One thing which will be immediately obvious when the Blues begin the Super Rugby season is the youthfulness of their squad.

Seven are under the age of 21 in the squad of 41, including five from the region - Blake Gibson, Akira Ioane, Reiko Ioane, Sam Nock and Jordan Trainer - who have signed for four years, signings the franchise believes will hold it in good stead for years to come.

A sixth, midfielder TJ Faiane, won't play this year because of a recent knee injury.

After criticism for allowing Malakai Fekitoa and Waisake Naholo to slip through their fingers to the Highlanders, from where they made the All Blacks, the Blues believe they have become much better at holding on to their best talent.


"We have seen a massive increase in the retention of players... Not all of them have taken contracts, but they've chosen to stay in the area because we've had good engagement with them," said Blues high performance manager Tony Hanks.

"If we were in a draft system like American sport, the players we've retained would certainly be top-10 draft picks."

Loose forward Akira Ioane made an immediate impact last season in a struggling team which finished second to last on the table. This year he and brother Reiko, a midfielder, will be on All Blacks sevens duty which will curtail their appearances, but Akira, and fellow loose forward Blake Gibson, proved they could make the step up to Super Rugby level, a leap which provides Hanks with confidence that the Blues' youth system is working.

Reiko Ioane, halfback Nock, fullback Trainer and Faiane have yet to play a Super Rugby match but all are considered big talents.

The relative inexperience of the squad is indicative of Tana Umaga's rebuilding job at a franchise which has under-performed for years.

Captain Jerome Kaino is by far the most experienced of the squad at the age of 32, and lock Patrick Tuipulotu, a 23-year-old who made his Blues debut in 2014, is regarded as a senior player.

Eighty per cent of the squad is from within the Blues region.

Hanks said the departures of Fekitoa and Naholo were before his time.

"We're always going to find if two players leave and make the All Blacks it's, 'Well, why didn't you hold on to them?'

"We can't keep everyone and I think even Malakai has admitted that he learned a lot through the move.

"We certainly think we're getting better. We feel we're pretty robust around any selection we've made.
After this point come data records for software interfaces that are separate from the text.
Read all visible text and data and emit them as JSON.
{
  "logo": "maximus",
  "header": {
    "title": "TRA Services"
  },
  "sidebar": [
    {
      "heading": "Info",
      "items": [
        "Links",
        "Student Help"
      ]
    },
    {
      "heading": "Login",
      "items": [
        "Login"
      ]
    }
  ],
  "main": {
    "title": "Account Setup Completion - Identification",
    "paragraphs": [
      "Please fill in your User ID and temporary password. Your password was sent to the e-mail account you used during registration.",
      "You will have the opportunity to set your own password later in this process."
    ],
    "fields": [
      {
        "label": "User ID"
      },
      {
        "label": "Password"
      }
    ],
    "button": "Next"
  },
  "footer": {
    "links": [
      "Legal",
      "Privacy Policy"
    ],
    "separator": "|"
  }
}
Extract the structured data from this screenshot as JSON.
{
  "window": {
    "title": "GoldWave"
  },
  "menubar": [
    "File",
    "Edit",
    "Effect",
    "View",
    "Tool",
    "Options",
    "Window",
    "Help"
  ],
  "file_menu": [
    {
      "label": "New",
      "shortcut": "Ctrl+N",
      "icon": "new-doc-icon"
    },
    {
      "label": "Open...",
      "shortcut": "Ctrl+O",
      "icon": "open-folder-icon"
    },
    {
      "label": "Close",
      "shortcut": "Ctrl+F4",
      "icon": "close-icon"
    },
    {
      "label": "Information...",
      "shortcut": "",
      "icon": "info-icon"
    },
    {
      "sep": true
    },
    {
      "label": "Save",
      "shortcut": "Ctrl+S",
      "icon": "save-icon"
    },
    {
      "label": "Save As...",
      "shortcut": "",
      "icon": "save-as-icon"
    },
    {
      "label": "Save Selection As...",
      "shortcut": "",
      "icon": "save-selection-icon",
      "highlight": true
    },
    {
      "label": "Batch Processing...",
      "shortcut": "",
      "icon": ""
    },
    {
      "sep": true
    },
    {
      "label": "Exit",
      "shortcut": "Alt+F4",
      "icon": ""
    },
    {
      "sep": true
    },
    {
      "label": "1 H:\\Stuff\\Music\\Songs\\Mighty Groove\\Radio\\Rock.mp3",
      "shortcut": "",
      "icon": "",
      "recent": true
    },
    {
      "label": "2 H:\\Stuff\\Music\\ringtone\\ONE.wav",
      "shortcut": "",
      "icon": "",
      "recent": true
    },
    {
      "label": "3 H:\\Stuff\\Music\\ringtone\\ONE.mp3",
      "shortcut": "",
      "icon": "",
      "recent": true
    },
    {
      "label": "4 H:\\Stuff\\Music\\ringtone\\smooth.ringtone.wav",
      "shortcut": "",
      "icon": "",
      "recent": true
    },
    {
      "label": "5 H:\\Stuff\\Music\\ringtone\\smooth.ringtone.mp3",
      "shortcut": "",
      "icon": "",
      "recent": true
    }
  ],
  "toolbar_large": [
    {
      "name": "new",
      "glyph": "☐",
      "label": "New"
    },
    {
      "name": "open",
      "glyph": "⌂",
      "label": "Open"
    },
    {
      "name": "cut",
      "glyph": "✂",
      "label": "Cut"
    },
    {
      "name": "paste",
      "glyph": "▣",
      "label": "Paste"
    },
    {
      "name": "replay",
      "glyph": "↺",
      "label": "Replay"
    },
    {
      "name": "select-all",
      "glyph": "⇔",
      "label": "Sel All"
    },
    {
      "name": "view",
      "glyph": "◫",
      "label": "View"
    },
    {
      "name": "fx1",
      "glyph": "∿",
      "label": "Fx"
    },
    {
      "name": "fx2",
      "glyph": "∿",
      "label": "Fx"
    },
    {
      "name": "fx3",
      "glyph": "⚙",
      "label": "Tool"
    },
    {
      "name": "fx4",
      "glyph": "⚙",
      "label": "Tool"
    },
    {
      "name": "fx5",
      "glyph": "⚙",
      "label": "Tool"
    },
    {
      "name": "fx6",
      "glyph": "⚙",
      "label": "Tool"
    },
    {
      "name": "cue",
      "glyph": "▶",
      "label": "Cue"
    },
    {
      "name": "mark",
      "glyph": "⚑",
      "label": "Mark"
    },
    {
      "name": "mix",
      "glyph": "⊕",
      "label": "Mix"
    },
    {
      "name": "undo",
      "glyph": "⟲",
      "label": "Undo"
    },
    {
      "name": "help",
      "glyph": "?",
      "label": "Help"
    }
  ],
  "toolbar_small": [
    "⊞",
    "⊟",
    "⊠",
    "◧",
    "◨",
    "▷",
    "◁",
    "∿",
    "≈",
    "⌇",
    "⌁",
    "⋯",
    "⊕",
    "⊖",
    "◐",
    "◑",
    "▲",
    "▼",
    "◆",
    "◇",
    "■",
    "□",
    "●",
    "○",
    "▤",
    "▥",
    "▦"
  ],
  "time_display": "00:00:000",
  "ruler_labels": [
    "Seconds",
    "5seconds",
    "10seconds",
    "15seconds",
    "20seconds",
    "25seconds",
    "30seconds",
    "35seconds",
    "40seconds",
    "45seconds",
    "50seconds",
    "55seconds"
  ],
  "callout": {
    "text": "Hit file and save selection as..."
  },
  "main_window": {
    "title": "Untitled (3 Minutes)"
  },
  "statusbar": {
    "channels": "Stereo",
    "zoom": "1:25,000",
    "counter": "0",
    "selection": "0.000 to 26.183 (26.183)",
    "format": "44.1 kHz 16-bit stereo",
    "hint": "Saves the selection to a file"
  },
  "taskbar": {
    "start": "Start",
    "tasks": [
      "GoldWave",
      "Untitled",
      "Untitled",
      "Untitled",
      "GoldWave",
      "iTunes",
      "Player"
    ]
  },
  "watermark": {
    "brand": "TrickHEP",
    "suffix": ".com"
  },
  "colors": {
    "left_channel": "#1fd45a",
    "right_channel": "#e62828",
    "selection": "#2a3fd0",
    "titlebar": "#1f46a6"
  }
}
The information we're getting before we sign someone is pretty extensive."

Hanks, a former head of the Auckland Rugby Union's academy who returned to the city after stints at Waikato and Wasps in England, said his youth philosophy was simple.

"If you give them a chance some of them just really take to it and until you put them out there you don't know."